What is required: Pull every line containing "WordPress" from the listing.

Dataset records:
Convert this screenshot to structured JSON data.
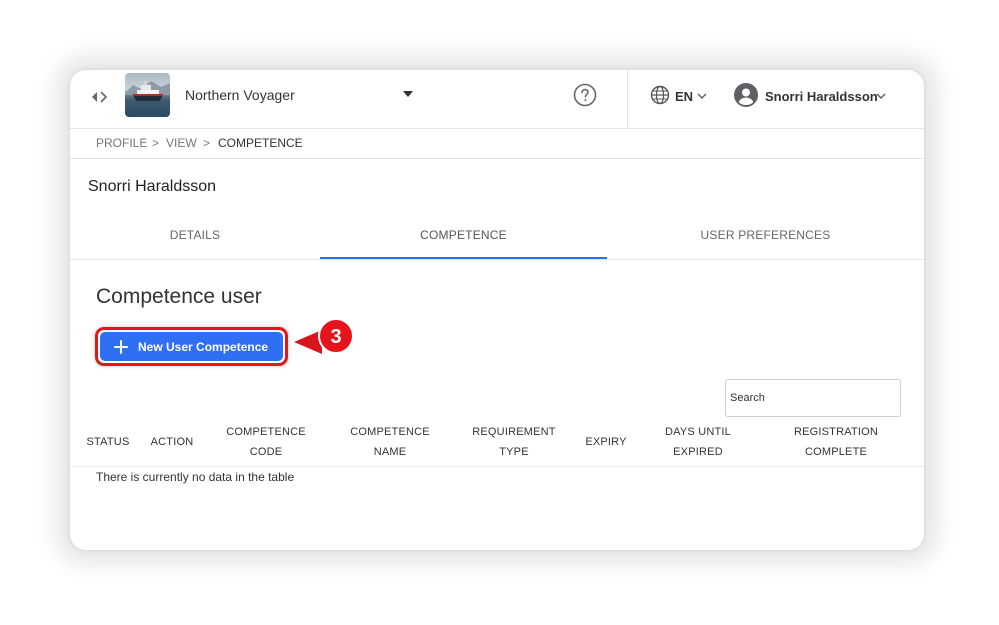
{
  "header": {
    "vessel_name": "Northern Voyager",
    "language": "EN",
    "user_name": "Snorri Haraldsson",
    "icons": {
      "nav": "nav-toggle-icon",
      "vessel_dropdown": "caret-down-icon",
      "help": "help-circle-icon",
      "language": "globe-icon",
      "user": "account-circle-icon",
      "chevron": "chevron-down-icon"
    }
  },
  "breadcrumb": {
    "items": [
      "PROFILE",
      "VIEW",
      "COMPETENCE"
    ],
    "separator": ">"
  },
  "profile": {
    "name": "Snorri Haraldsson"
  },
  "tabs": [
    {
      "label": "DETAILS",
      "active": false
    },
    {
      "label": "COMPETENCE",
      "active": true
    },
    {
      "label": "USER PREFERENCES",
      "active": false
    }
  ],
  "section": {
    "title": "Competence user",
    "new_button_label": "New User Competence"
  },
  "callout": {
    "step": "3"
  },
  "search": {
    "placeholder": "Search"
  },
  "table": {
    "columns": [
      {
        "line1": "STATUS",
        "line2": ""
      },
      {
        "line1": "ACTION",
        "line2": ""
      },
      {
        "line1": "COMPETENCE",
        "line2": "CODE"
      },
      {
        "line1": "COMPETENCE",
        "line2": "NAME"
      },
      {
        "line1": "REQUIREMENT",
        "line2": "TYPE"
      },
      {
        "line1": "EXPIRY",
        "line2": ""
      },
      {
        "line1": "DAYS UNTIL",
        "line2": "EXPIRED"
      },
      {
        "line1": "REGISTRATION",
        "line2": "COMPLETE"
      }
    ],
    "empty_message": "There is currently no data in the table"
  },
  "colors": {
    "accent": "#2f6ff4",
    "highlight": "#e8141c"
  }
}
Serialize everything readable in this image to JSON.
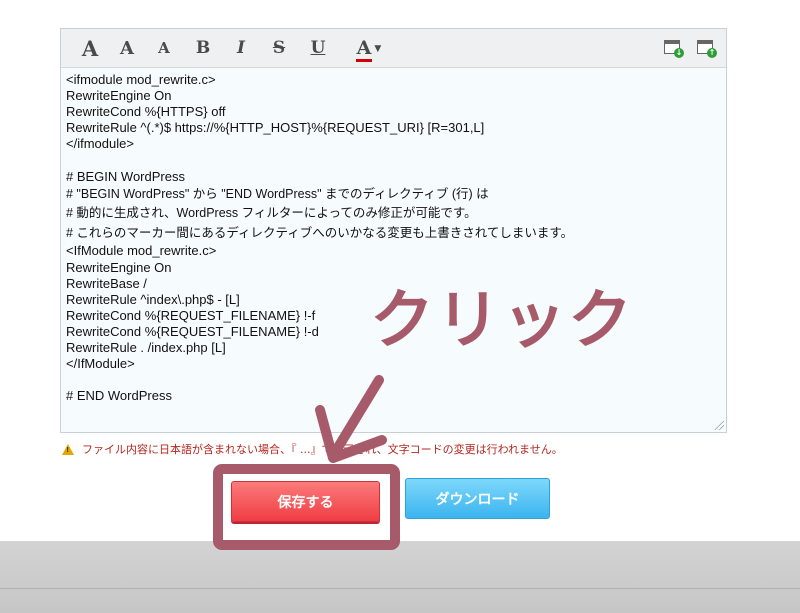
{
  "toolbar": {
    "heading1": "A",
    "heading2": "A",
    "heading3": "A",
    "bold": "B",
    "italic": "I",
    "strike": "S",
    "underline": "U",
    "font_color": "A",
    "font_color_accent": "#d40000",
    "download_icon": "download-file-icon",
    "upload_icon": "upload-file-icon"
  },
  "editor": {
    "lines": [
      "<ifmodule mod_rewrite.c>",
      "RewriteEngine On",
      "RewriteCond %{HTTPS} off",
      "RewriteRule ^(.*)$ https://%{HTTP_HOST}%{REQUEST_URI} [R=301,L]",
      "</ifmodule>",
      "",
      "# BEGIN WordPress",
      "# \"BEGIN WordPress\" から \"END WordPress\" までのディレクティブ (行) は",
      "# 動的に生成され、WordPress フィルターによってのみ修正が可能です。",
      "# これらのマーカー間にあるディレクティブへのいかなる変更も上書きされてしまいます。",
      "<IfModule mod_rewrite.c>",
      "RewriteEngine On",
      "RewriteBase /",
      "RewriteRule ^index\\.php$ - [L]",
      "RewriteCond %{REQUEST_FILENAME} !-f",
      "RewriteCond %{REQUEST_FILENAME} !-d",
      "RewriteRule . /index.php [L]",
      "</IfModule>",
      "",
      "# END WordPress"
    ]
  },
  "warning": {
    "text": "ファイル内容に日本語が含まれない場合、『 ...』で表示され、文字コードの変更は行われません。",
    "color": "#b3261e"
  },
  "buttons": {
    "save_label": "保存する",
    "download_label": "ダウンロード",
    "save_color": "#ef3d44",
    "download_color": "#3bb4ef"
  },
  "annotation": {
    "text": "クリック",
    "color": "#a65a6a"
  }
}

The answer:
      "# BEGIN WordPress",
      "# \"BEGIN WordPress\" から \"END WordPress\" までのディレクティブ (行) は",
      "# 動的に生成され、WordPress フィルターによってのみ修正が可能です。",
      "# END WordPress"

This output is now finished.